Walter Breuning was born on Sept. 21, 1896, in Melrose, Minn., and moved to Montana in 1918, where he worked as a clerk for the Great Northern Railway for 50 years.
His wife, Agnes, a railroad telegraph operator from Butte, died in 1957. The couple had no children.
Breuning inherited the distinction of being the world’s oldest man in July 2009 when Briton Henry Allingham died at age 113. Allingham had joked that the secret to long life was “Cigarettes, whisky and wild, wild women — and a good sense of humor,” according to Guinness World Records.
Breuning gave a speech at an invitation-only birthday party at the Rainbow Retirement Community in downtown Great Falls, where he lives, with a guest list that included Montana Gov. Brian Schweitzer and representatives from Guinness World Records.

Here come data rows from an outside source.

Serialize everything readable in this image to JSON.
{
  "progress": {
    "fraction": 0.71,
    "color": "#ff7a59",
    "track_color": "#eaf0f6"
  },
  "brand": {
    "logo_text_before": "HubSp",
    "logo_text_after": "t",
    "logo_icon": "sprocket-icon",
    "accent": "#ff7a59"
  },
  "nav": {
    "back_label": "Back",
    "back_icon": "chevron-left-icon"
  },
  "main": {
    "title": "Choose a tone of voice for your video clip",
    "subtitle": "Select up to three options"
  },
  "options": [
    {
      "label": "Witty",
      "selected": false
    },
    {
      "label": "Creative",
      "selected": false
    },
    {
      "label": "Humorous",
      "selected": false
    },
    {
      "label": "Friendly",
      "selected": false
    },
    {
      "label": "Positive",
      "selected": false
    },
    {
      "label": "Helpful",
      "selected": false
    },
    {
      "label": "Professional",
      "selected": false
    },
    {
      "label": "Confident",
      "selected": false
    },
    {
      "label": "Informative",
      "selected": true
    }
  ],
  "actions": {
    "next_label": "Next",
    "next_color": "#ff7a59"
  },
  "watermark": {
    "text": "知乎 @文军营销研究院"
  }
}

Breuning recalled “the dark ages,” when his family moved to South Dakota in 1901 and lived for 11 years without electricity, water or plumbing.
He said men and women are able to enjoy life, but they can’t be content without a belief or faith. His parting message to the crowd was one of tolerance.
“With all the hatred in this world, in this good world, let us be kind to one another,” Breuning said.
Breuning has celebrity status at the retirement home, with visitors waiting in line to see him, Ray Milversted, 92, told the Great Falls Tribune.
Tina Bundtrock, executive director of the Rainbow, said the home has adopted a policy of scheduling visits with Breuning by appointment, so he’s not taxed by people dropping in to see him.
Gavin Seeberger recalled how his father, former Great Falls banker John Seeberger, tried to persuade Breuning in the mid-1990s to purchase a two-year certificate of deposit instead of a five-year CD. Breuning had come into the bank to take advantage of a special rate on five-year CDs, and he insisted that he would be there to collect it in person at age 105 when it matured.
And he did, Gavin Seeberger told the Great Falls newspaper.
“That is being sure of one’s self,” he said.
sponsored According to two 2015 surveys, 62 percent of Americans do not have enough savings to handle an unexpected emergency, much less any long-term plans.